Ocean currents- masses of ocean water that flow from one place to another. The amount of water can be large or small.
Surface currents- movements of water that flow horizontally in the upper part of the ocean’s surface. Surface currents develop from friction between the ocean and the wind that blows across its surface.
Gyres- are huge circular-moving current systems dominate the surfaces of the oceans. There are five main ocean gyres: the North Pacific Gyre, the South Pacific Gyre, the North Atlantic Gyre, the South Atlantic Gyre, and the Indian Ocean Gyre.
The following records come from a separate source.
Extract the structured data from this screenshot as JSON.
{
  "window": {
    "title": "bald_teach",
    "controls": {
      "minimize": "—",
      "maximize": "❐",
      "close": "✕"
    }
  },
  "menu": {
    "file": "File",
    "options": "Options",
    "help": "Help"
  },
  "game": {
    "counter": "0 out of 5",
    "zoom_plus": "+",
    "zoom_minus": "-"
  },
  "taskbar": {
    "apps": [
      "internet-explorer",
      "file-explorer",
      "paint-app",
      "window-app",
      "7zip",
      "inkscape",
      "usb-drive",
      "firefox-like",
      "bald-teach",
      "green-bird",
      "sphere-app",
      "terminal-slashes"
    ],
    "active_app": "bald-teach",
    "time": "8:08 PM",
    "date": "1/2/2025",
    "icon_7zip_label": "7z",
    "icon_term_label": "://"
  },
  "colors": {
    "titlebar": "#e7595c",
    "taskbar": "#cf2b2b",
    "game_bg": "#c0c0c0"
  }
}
The coriolis effect- is the deflection of currents away from their original course as a result of Earth’s rotation. Because of the Earths rotation, currents are deflected to the right in the Northern Hemisphere and to the left in the Southern Hemisphere.
Ocean currents have an important effect on climates. When currents from low-latitude regions move into higher latitudes, they transfer heat from warmer to cooler areas on Earth. As cold water currents travel toward the equator, they help moderate the warm temperatures of adjacent land areas.
Upwelling- is the rising of cold water from deeper layers to replace warmer surface water. Upwelling brings greater concentrations of dissolved nutrients, such as nitrates and phosphates, to the ocean surface.
Density currents- are vertical currents of ocean water that result from density differences among water masses. An increase in seawater density can be caused by a decrease in temperature or an increase in salinity.
Most water involved in deep-ocean density currents begins in high latitudes at the surface. Density currents can also result from increased salinity of ocean water due to evaporation. A simplified model of ocean circulation is similar to a conveyor belt that travels from the Atlantic Ocean through the Indian and Pacific oceans and back again.